Come Together (Teamwork)
Team work is the cornerstone of any successful restaurant. All it takes is one piece of the train track to come loose and it can create a domino effect of poor service and unhappy customers. Remember, no matter your position in the restaurant food chain – you matter. You are important. It’s critical you do your job to the best of your abilities and like any successful team, if you do and everyone plays their part – your customers will feel the difference.
All You Need Is Love (The relationship between customer and restaurant staff)
Countless stories have been told through the years of scorned or unhappy workers taking out their frustrations on overbearing or rude customers. But the mantra in this song “Love, Love, Love” is all you need. Service with a smile. Patience for the paying customer. It’s not always easy, but in the end, hopefully it will be worth taking the higher road.
Every Little Thing (The importance of getting the order right)
Though this song is another little know tune about boy/girl love; “everything she’s does, she does for him”, the fact is the song title applies to the food business. Every little thing in the restaurant business counts. Too much salt in the food, a dirty table not cleaned, getting the order wrong (you need online ordering!), making sure the customer is always right (even when they are wrong) – well the list is endless.
Helter Skelter (Kitchen chaos)
Since our background is operations management, if a restaurants kitchen isn’t run like a Swiss clock both in terms of cleanliness and as a coordinated unit (see Come Together) than the ensuing disorganization has a cascade effect on the rest of operation. Food doesn’t get out in a timely fashion, customers grow grumpy subsequently than taking it out on the wait staff and before long you have anarchy and near riots in the dining room. Maybe that’s a bit of an exaggeration, but I think it would be fair to say – have your kitchen in order. Or else…
A Hard Day’s Night (the long days and nights of working in a restaurant)
Well it would be fair to say, those that work in the restaurant business, possibly work the longest hours of any type of employee – worldwide. Between the late night closings or early morning openings, rarely if ever does a restaurant have its lights off. Let alone a day off. Holidays? “Fuhgeddabouit”. Those are some of the busiest times of the year. A night off for the owner? Hardly. Especially if you are a mom and pop shop. So it goes without saying “work like a dog and sleep like a log” would be a most apt description of life working in the restaurant industry.
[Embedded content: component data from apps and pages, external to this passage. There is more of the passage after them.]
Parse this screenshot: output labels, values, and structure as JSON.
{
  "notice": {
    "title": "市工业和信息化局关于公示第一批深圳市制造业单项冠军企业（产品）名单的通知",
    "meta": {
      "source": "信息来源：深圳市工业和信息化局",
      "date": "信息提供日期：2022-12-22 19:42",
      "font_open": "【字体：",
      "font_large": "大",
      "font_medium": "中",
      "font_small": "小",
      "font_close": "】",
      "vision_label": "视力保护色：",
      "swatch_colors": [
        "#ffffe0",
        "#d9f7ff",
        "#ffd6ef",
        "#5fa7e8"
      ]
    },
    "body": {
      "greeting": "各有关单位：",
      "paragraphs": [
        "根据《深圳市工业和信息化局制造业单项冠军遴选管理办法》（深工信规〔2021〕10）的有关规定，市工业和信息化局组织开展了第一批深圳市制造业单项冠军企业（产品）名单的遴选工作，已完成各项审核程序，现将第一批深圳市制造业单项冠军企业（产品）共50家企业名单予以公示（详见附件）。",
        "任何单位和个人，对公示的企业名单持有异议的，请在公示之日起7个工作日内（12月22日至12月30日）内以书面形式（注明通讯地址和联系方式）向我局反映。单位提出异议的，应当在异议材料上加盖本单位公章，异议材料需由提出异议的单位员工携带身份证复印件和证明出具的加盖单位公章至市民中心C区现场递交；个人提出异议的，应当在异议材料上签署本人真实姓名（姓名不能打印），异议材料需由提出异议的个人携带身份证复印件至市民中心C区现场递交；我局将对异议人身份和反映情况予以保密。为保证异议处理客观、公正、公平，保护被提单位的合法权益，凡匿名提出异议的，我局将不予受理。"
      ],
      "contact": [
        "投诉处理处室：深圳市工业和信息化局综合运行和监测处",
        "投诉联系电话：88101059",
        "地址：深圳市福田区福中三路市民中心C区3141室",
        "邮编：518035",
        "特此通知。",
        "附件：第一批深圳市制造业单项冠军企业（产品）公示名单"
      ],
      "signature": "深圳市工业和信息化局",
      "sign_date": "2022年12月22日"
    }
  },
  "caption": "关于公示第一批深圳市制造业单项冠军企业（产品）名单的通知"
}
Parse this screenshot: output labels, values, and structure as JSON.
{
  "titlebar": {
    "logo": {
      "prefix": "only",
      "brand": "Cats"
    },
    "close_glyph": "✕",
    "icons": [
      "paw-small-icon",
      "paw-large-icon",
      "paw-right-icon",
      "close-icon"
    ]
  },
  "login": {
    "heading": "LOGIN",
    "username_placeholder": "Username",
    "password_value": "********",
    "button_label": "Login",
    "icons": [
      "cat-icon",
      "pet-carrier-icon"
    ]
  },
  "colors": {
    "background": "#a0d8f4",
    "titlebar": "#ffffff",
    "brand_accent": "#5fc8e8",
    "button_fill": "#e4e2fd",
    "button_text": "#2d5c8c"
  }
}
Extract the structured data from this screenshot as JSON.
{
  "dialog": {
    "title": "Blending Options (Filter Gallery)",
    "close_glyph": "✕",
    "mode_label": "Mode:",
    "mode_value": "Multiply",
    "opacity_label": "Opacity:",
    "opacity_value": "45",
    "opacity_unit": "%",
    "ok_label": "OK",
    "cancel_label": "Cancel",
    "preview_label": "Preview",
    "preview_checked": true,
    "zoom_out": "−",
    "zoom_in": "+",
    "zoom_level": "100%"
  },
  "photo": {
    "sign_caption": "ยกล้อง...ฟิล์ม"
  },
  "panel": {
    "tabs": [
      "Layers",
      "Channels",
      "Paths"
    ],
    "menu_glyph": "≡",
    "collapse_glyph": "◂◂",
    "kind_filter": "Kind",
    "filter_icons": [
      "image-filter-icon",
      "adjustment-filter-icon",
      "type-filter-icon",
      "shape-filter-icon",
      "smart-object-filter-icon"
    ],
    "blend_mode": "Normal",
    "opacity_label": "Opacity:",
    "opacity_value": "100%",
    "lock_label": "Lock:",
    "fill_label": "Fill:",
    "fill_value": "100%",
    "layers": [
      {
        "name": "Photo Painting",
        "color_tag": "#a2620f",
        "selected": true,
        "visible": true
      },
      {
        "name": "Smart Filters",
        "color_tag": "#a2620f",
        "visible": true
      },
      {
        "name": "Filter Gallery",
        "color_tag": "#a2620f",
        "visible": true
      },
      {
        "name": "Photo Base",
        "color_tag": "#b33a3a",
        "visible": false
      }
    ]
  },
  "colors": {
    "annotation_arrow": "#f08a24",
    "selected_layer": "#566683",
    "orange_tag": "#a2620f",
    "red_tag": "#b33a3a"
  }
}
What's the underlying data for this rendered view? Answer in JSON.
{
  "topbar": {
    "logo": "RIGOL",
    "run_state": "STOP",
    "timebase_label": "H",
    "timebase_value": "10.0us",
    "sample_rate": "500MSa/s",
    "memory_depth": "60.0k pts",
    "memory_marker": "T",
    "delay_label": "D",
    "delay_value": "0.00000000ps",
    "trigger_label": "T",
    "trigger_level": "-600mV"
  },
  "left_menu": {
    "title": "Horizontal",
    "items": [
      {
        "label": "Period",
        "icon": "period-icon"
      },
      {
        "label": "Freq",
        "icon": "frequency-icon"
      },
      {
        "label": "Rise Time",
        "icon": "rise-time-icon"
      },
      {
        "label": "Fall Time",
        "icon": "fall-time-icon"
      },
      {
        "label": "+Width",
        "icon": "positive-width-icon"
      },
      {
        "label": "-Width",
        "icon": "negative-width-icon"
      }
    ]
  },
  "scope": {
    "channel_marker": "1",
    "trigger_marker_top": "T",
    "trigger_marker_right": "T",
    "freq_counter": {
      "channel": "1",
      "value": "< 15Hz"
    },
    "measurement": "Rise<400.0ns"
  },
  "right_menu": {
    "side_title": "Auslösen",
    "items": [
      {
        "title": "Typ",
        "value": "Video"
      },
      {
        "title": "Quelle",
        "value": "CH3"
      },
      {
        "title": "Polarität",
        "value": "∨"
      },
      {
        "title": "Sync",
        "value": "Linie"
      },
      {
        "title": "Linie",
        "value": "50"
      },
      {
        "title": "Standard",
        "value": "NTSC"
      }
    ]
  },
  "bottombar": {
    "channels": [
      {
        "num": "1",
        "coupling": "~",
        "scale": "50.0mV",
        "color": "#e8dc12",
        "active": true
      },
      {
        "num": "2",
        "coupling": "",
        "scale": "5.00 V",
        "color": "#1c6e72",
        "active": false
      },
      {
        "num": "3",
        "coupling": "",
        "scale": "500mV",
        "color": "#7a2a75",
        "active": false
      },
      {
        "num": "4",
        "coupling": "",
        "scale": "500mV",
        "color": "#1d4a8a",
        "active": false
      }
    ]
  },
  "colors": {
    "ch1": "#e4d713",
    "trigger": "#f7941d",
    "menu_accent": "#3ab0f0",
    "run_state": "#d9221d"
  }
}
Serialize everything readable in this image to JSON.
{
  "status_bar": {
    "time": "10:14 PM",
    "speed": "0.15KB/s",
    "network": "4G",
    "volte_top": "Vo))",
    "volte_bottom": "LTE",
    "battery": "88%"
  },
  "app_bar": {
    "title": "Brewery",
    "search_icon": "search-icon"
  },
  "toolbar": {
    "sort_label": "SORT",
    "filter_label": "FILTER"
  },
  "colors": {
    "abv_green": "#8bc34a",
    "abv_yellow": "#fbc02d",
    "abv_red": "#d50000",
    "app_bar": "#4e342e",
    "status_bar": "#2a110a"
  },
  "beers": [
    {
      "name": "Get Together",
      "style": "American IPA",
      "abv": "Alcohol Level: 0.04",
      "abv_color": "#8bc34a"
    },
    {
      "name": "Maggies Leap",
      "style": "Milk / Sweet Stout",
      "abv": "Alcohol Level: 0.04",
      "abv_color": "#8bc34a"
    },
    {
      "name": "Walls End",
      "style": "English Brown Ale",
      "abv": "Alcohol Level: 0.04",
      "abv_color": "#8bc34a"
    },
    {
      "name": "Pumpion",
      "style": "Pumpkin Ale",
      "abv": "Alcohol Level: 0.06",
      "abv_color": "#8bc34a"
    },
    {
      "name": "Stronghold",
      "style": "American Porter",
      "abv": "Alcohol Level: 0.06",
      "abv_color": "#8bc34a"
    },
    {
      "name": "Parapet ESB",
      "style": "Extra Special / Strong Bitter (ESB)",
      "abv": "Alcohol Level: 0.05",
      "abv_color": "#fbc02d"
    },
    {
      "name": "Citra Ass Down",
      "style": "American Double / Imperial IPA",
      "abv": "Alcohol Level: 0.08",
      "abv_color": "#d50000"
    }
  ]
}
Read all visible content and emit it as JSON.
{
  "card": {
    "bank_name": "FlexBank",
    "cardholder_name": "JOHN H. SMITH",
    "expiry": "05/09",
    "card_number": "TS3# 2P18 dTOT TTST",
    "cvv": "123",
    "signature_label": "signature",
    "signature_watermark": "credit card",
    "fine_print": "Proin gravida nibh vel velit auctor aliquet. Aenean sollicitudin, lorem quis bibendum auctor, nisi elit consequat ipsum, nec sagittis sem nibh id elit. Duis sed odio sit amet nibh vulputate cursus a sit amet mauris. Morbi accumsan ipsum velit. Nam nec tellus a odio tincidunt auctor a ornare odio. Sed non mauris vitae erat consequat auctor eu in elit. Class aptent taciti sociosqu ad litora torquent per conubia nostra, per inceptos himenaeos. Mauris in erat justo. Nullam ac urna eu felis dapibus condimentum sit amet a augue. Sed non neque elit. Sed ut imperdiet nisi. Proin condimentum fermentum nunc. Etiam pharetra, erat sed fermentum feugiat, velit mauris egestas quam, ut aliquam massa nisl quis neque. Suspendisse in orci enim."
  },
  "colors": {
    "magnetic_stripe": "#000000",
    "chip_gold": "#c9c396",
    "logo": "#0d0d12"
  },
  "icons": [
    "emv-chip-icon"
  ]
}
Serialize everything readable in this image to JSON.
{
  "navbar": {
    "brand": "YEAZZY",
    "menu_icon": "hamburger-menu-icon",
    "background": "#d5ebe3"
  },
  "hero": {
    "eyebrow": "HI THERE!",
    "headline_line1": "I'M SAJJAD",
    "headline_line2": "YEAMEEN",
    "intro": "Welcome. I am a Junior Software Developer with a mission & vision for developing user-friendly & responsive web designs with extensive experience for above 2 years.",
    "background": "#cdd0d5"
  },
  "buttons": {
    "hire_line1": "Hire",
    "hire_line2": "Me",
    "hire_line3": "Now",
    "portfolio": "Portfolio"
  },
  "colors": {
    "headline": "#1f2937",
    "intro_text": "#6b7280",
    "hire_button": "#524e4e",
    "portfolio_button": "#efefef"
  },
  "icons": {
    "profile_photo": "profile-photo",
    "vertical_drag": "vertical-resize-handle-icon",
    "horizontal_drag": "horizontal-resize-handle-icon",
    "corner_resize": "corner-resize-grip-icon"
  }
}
This guest post is from our friend Dan Chicorel who can write awesome copy for YOUR business or website